Comments are automatically closed two weeks after an article's initial publication. See our comments policy for more.

We don’t have comments turned on everywhere anymore. We have recently relaunched the commenting experience at America and are aiming for a more focused commenting experience with better moderation by opening comments on a select number of articles each day.

But we still want your feedback. You can join the conversation about this article with us in social media on Twitter or Facebook, or in one of our Facebook discussion groups for various topics.

Or send us feedback on this article with one of the options below:

We welcome and read all letters to the editor but, due to the volume received, cannot guarantee a response.

In order to be considered for publication, letters should be brief (around 200 words or less) and include the author’s name and geographic location. Letters may be edited for length and clarity.

We open comments only on select articles so that we can provide a focused and well-moderated discussion on interesting topics. If you think this article provides the opportunity for such a discussion, please let us know what you'd like to talk about, or what interesting question you think readers might want to respond to.

If we decide to open comments on this article, we will email you to let you know.

If you have a message for the author, we will do our best to pass it along. Note that if the article is from a wire service such as Catholic News Service, Religion News Service, or the Associated Press, we will not have direct contact information for the author. We cannot guarantee a response from any author.

We welcome any information that will help us improve the factual accuracy of this piece. Thank you.

Please consult our Contact Us page for other options to reach us.

When you click submit, this article page will reload. You should see a message at the top of the reloaded page confirming that your feedback has been received.

[Explore America’s in-depth coverage of Pope Francis.]

The latest from america

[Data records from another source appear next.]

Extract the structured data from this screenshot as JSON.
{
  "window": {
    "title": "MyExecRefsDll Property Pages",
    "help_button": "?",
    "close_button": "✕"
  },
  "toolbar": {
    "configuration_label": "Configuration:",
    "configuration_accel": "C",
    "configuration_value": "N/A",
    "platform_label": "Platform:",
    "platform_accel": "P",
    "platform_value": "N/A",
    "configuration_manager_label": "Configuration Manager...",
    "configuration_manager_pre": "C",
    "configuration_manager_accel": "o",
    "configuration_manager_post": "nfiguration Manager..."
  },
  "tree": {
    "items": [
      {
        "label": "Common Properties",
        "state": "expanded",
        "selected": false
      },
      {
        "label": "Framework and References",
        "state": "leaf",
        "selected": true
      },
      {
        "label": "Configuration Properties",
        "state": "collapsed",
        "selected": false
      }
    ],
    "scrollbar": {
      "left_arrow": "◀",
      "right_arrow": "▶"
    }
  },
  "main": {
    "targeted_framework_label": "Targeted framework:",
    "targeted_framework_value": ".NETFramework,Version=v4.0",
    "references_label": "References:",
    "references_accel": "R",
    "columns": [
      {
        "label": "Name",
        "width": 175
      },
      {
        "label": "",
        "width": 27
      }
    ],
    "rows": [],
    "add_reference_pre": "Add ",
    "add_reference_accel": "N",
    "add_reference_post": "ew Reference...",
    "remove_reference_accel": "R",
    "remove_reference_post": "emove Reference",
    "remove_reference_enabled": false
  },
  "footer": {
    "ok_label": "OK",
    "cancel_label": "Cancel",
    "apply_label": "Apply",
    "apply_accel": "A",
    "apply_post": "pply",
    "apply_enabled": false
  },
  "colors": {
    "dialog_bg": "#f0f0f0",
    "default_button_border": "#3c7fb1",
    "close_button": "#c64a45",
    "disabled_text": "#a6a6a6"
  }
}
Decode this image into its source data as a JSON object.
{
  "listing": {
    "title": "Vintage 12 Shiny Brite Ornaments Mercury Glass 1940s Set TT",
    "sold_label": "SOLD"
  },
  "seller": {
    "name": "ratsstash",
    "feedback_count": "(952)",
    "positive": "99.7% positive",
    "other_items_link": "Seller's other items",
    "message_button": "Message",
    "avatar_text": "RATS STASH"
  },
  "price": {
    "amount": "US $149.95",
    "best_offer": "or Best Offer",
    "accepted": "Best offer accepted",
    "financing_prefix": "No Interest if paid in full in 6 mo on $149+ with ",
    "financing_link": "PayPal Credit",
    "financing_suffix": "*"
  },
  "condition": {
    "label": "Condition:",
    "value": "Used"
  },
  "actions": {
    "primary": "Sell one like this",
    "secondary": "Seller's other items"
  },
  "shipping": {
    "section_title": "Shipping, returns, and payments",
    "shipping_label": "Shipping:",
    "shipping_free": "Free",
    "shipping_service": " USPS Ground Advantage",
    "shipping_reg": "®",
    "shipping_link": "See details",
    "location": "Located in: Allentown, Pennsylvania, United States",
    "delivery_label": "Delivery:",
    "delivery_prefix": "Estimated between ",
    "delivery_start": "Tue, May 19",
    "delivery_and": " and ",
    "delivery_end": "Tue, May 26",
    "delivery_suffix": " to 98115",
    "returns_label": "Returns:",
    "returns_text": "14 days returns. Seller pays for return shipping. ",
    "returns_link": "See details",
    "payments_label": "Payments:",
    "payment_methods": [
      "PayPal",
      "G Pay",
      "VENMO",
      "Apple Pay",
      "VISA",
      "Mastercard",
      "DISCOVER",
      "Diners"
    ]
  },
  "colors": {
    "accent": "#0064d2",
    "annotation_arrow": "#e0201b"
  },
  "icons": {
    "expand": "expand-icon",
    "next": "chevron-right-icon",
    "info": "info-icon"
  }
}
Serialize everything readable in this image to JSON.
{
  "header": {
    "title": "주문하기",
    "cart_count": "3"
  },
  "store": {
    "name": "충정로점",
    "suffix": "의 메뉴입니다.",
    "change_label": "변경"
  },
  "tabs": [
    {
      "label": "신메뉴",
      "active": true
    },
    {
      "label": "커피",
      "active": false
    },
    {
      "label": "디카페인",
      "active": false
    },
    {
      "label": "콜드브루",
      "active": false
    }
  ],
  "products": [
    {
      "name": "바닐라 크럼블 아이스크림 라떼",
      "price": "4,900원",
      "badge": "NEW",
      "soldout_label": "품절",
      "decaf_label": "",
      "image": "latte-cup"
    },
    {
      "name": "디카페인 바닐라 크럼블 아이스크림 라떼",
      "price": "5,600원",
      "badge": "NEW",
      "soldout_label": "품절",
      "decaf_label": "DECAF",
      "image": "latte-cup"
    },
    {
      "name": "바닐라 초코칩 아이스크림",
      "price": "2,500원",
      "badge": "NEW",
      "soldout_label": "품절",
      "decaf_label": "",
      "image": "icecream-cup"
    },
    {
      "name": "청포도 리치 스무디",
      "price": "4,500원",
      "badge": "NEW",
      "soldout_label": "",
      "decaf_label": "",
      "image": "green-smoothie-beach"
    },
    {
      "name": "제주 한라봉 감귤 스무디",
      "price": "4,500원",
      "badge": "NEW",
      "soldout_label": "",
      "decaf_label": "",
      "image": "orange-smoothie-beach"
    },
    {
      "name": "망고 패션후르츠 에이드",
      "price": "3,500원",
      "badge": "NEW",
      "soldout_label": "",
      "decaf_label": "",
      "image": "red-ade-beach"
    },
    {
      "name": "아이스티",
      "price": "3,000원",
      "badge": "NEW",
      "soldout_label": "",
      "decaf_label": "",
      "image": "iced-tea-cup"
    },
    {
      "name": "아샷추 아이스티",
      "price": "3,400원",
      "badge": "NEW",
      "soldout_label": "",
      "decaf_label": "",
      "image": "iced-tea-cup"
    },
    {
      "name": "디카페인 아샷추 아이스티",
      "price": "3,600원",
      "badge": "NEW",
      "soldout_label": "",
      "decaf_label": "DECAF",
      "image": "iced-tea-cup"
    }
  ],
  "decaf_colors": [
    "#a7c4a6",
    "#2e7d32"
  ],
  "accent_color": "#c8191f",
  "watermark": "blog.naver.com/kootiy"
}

The new cardinals will bring the total number of cardinal electors to 128, of whom 73 will have been appointed by Pope Francis.
Gerard O’ConnellOctober 25, 2020
Many are wondering after the lack of response by the Vatican to questions raised about what Pope Francis actually said about civil unions.
Gerard O’ConnellOctober 24, 2020
Saying that his parents "taught me the importance of faith and prayer from a young age," Trump went on to say that "Melania and I have gotten to visit some amazing churches and meet with great faith leaders from around the world."
Blessed Carlo Acutis, an Italian teenager who used his computer programming skills to spread devotion to the Eucharist, was beatified in Assisi, Italy, Oct. 10, 2020. (CNS photo/courtesy Sainthood Cause of Carlo Acutis)
Acutis’s beatification is a beacon to all those who live their lives, for better or for worse, increasingly online.
Mike SeayOctober 24, 2020